## Required work
In your output, repeat each entry exactly and include no pictures.
[[ Dataset records, beginning ]]
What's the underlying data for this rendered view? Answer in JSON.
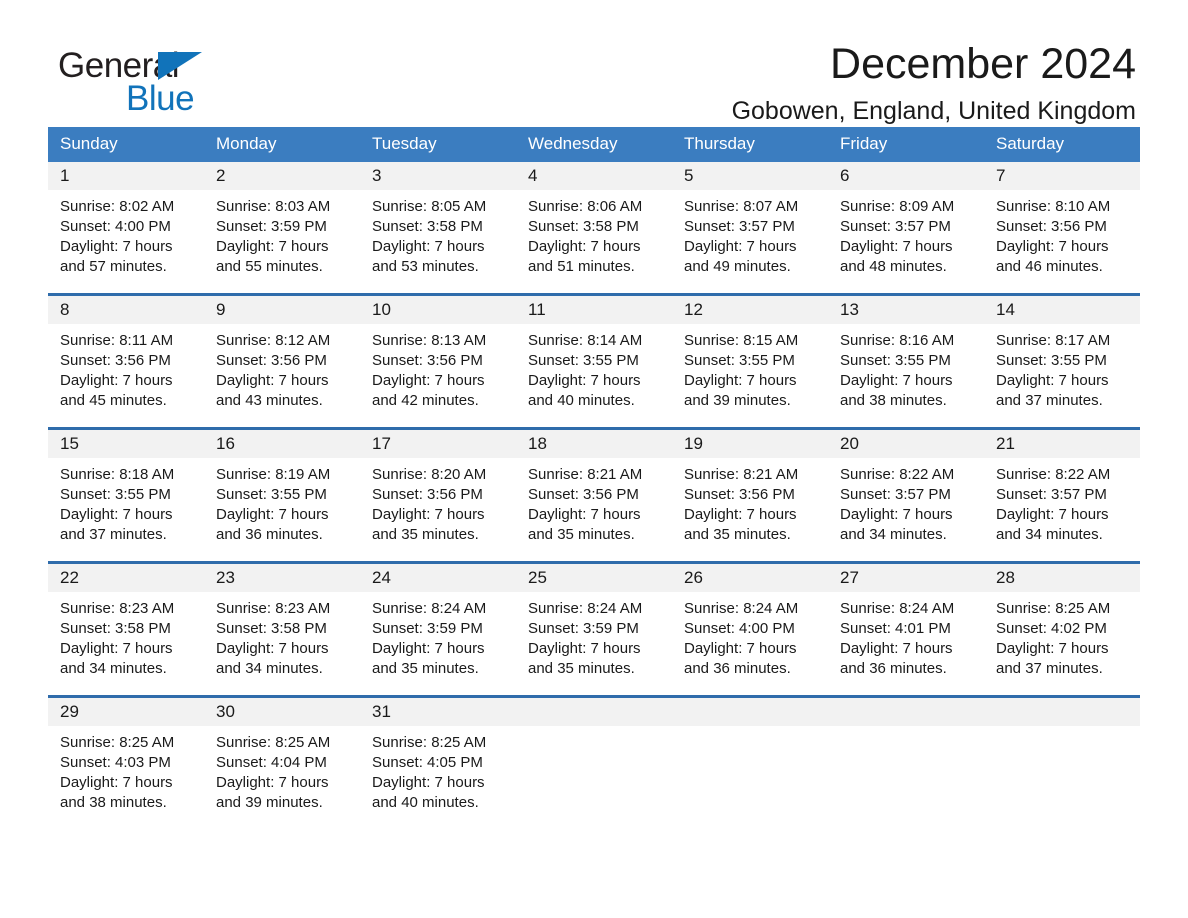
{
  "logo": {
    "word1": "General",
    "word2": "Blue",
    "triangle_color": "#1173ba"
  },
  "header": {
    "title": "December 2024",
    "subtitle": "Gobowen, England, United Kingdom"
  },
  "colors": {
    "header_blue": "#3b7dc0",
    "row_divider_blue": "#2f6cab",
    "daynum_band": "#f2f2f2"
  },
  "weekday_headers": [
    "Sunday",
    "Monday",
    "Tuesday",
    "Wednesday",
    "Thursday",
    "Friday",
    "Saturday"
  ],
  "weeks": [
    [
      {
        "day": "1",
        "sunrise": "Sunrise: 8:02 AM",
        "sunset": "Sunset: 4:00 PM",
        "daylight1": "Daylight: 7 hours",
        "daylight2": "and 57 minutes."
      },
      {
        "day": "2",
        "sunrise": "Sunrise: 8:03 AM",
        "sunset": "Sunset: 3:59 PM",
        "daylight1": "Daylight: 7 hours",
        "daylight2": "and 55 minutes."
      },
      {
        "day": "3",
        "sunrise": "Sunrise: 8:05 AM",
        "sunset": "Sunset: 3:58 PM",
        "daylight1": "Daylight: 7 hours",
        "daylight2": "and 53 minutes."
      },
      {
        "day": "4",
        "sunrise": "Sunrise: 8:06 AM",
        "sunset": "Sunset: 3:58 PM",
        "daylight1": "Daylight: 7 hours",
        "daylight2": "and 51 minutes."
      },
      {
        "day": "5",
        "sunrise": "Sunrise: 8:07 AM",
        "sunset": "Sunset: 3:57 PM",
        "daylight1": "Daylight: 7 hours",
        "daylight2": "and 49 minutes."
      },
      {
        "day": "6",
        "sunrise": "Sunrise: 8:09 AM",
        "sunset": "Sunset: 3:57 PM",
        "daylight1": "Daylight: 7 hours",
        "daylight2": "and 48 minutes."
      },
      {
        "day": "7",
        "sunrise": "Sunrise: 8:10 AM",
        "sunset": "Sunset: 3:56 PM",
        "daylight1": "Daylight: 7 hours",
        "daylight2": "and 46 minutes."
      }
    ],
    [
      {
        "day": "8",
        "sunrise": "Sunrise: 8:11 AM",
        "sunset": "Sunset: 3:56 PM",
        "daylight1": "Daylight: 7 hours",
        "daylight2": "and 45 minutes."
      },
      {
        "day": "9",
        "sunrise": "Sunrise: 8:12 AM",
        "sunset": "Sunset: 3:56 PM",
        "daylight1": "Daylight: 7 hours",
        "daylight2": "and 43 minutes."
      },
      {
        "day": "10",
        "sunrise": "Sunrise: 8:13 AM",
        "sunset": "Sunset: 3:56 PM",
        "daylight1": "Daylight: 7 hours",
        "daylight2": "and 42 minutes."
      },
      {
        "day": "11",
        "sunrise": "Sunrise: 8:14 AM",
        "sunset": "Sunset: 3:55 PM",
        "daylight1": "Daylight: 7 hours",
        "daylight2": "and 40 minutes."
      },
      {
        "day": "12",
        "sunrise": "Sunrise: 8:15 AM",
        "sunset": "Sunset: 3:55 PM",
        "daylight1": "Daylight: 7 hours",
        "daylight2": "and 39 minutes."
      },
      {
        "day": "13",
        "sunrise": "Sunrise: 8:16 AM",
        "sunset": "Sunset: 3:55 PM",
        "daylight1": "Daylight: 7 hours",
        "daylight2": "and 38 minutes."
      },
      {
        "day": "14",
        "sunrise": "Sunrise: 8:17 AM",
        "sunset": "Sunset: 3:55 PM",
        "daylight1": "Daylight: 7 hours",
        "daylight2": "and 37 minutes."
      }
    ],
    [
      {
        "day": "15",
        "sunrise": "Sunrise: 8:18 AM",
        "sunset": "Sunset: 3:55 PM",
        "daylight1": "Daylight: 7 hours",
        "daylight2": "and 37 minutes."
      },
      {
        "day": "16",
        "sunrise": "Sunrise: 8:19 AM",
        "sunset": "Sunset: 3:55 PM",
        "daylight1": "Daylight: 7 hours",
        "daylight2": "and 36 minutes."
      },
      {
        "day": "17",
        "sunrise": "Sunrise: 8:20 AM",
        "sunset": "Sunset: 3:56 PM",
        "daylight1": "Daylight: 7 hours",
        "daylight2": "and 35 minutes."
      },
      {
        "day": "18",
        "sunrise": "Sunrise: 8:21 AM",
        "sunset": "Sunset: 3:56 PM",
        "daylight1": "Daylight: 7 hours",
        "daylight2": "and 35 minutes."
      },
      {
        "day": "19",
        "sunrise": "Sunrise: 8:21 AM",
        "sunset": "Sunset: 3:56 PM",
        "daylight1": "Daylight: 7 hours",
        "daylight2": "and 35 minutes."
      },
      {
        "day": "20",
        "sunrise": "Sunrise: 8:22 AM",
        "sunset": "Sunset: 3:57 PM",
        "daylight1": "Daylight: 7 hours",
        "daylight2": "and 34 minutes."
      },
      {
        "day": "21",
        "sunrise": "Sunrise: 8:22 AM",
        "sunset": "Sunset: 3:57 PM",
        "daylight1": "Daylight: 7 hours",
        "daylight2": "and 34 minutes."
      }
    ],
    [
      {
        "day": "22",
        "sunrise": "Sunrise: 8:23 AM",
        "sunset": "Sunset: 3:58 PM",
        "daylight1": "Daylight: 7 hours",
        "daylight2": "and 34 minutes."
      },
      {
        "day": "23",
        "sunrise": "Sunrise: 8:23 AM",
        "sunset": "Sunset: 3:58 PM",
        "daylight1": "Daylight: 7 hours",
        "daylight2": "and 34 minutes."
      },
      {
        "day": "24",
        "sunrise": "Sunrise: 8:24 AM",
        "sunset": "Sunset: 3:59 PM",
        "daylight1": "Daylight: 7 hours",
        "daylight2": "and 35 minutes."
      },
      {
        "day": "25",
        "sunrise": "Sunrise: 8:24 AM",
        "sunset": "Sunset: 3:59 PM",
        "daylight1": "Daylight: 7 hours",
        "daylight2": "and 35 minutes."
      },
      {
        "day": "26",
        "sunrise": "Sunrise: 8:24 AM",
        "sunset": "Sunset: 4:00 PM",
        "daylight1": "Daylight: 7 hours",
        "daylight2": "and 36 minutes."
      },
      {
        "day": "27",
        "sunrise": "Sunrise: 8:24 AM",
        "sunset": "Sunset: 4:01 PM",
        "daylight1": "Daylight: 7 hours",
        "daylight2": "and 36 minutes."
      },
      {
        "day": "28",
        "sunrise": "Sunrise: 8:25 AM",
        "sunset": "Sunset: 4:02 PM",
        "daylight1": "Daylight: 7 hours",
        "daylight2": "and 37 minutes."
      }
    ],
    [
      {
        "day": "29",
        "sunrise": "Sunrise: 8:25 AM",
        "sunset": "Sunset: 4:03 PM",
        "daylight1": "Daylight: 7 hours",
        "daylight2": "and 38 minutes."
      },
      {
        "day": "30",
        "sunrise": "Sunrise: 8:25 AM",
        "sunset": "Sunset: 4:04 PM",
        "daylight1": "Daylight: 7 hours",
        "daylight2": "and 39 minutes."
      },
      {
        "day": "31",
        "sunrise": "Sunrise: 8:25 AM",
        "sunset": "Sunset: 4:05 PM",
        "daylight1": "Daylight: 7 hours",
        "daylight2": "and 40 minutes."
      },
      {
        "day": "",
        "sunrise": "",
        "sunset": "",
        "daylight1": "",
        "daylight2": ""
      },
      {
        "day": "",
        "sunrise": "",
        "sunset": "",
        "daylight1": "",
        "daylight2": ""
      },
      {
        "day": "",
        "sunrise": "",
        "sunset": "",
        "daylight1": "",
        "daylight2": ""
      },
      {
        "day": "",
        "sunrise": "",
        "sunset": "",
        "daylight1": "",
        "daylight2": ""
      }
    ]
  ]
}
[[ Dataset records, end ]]
## Result for this task
What's the underlying data for this rendered view? Answer in JSON.
{
  "logo": {
    "word1": "General",
    "word2": "Blue",
    "triangle_color": "#1173ba"
  },
  "header": {
    "title": "December 2024",
    "subtitle": "Gobowen, England, United Kingdom"
  },
  "colors": {
    "header_blue": "#3b7dc0",
    "row_divider_blue": "#2f6cab",
    "daynum_band": "#f2f2f2"
  },
  "weekday_headers": [
    "Sunday",
    "Monday",
    "Tuesday",
    "Wednesday",
    "Thursday",
    "Friday",
    "Saturday"
  ],
  "weeks": [
    [
      {
        "day": "1",
        "sunrise": "Sunrise: 8:02 AM",
        "sunset": "Sunset: 4:00 PM",
        "daylight1": "Daylight: 7 hours",
        "daylight2": "and 57 minutes."
      },
      {
        "day": "2",
        "sunrise": "Sunrise: 8:03 AM",
        "sunset": "Sunset: 3:59 PM",
        "daylight1": "Daylight: 7 hours",
        "daylight2": "and 55 minutes."
      },
      {
        "day": "3",
        "sunrise": "Sunrise: 8:05 AM",
        "sunset": "Sunset: 3:58 PM",
        "daylight1": "Daylight: 7 hours",
        "daylight2": "and 53 minutes."
      },
      {
        "day": "4",
        "sunrise": "Sunrise: 8:06 AM",
        "sunset": "Sunset: 3:58 PM",
        "daylight1": "Daylight: 7 hours",
        "daylight2": "and 51 minutes."
      },
      {
        "day": "5",
        "sunrise": "Sunrise: 8:07 AM",
        "sunset": "Sunset: 3:57 PM",
        "daylight1": "Daylight: 7 hours",
        "daylight2": "and 49 minutes."
      },
      {
        "day": "6",
        "sunrise": "Sunrise: 8:09 AM",
        "sunset": "Sunset: 3:57 PM",
        "daylight1": "Daylight: 7 hours",
        "daylight2": "and 48 minutes."
      },
      {
        "day": "7",
        "sunrise": "Sunrise: 8:10 AM",
        "sunset": "Sunset: 3:56 PM",
        "daylight1": "Daylight: 7 hours",
        "daylight2": "and 46 minutes."
      }
    ],
    [
      {
        "day": "8",
        "sunrise": "Sunrise: 8:11 AM",
        "sunset": "Sunset: 3:56 PM",
        "daylight1": "Daylight: 7 hours",
        "daylight2": "and 45 minutes."
      },
      {
        "day": "9",
        "sunrise": "Sunrise: 8:12 AM",
        "sunset": "Sunset: 3:56 PM",
        "daylight1": "Daylight: 7 hours",
        "daylight2": "and 43 minutes."
      },
      {
        "day": "10",
        "sunrise": "Sunrise: 8:13 AM",
        "sunset": "Sunset: 3:56 PM",
        "daylight1": "Daylight: 7 hours",
        "daylight2": "and 42 minutes."
      },
      {
        "day": "11",
        "sunrise": "Sunrise: 8:14 AM",
        "sunset": "Sunset: 3:55 PM",
        "daylight1": "Daylight: 7 hours",
        "daylight2": "and 40 minutes."
      },
      {
        "day": "12",
        "sunrise": "Sunrise: 8:15 AM",
        "sunset": "Sunset: 3:55 PM",
        "daylight1": "Daylight: 7 hours",
        "daylight2": "and 39 minutes."
      },
      {
        "day": "13",
        "sunrise": "Sunrise: 8:16 AM",
        "sunset": "Sunset: 3:55 PM",
        "daylight1": "Daylight: 7 hours",
        "daylight2": "and 38 minutes."
      },
      {
        "day": "14",
        "sunrise": "Sunrise: 8:17 AM",
        "sunset": "Sunset: 3:55 PM",
        "daylight1": "Daylight: 7 hours",
        "daylight2": "and 37 minutes."
      }
    ],
    [
      {
        "day": "15",
        "sunrise": "Sunrise: 8:18 AM",
        "sunset": "Sunset: 3:55 PM",
        "daylight1": "Daylight: 7 hours",
        "daylight2": "and 37 minutes."
      },
      {
        "day": "16",
        "sunrise": "Sunrise: 8:19 AM",
        "sunset": "Sunset: 3:55 PM",
        "daylight1": "Daylight: 7 hours",
        "daylight2": "and 36 minutes."
      },
      {
        "day": "17",
        "sunrise": "Sunrise: 8:20 AM",
        "sunset": "Sunset: 3:56 PM",
        "daylight1": "Daylight: 7 hours",
        "daylight2": "and 35 minutes."
      },
      {
        "day": "18",
        "sunrise": "Sunrise: 8:21 AM",
        "sunset": "Sunset: 3:56 PM",
        "daylight1": "Daylight: 7 hours",
        "daylight2": "and 35 minutes."
      },
      {
        "day": "19",
        "sunrise": "Sunrise: 8:21 AM",
        "sunset": "Sunset: 3:56 PM",
        "daylight1": "Daylight: 7 hours",
        "daylight2": "and 35 minutes."
      },
      {
        "day": "20",
        "sunrise": "Sunrise: 8:22 AM",
        "sunset": "Sunset: 3:57 PM",
        "daylight1": "Daylight: 7 hours",
        "daylight2": "and 34 minutes."
      },
      {
        "day": "21",
        "sunrise": "Sunrise: 8:22 AM",
        "sunset": "Sunset: 3:57 PM",
        "daylight1": "Daylight: 7 hours",
        "daylight2": "and 34 minutes."
      }
    ],
    [
      {
        "day": "22",
        "sunrise": "Sunrise: 8:23 AM",
        "sunset": "Sunset: 3:58 PM",
        "daylight1": "Daylight: 7 hours",
        "daylight2": "and 34 minutes."
      },
      {
        "day": "23",
        "sunrise": "Sunrise: 8:23 AM",
        "sunset": "Sunset: 3:58 PM",
        "daylight1": "Daylight: 7 hours",
        "daylight2": "and 34 minutes."
      },
      {
        "day": "24",
        "sunrise": "Sunrise: 8:24 AM",
        "sunset": "Sunset: 3:59 PM",
        "daylight1": "Daylight: 7 hours",
        "daylight2": "and 35 minutes."
      },
      {
        "day": "25",
        "sunrise": "Sunrise: 8:24 AM",
        "sunset": "Sunset: 3:59 PM",
        "daylight1": "Daylight: 7 hours",
        "daylight2": "and 35 minutes."
      },
      {
        "day": "26",
        "sunrise": "Sunrise: 8:24 AM",
        "sunset": "Sunset: 4:00 PM",
        "daylight1": "Daylight: 7 hours",
        "daylight2": "and 36 minutes."
      },
      {
        "day": "27",
        "sunrise": "Sunrise: 8:24 AM",
        "sunset": "Sunset: 4:01 PM",
        "daylight1": "Daylight: 7 hours",
        "daylight2": "and 36 minutes."
      },
      {
        "day": "28",
        "sunrise": "Sunrise: 8:25 AM",
        "sunset": "Sunset: 4:02 PM",
        "daylight1": "Daylight: 7 hours",
        "daylight2": "and 37 minutes."
      }
    ],
    [
      {
        "day": "29",
        "sunrise": "Sunrise: 8:25 AM",
        "sunset": "Sunset: 4:03 PM",
        "daylight1": "Daylight: 7 hours",
        "daylight2": "and 38 minutes."
      },
      {
        "day": "30",
        "sunrise": "Sunrise: 8:25 AM",
        "sunset": "Sunset: 4:04 PM",
        "daylight1": "Daylight: 7 hours",
        "daylight2": "and 39 minutes."
      },
      {
        "day": "31",
        "sunrise": "Sunrise: 8:25 AM",
        "sunset": "Sunset: 4:05 PM",
        "daylight1": "Daylight: 7 hours",
        "daylight2": "and 40 minutes."
      },
      {
        "day": "",
        "sunrise": "",
        "sunset": "",
        "daylight1": "",
        "daylight2": ""
      },
      {
        "day": "",
        "sunrise": "",
        "sunset": "",
        "daylight1": "",
        "daylight2": ""
      },
      {
        "day": "",
        "sunrise": "",
        "sunset": "",
        "daylight1": "",
        "daylight2": ""
      },
      {
        "day": "",
        "sunrise": "",
        "sunset": "",
        "daylight1": "",
        "daylight2": ""
      }
    ]
  ]
}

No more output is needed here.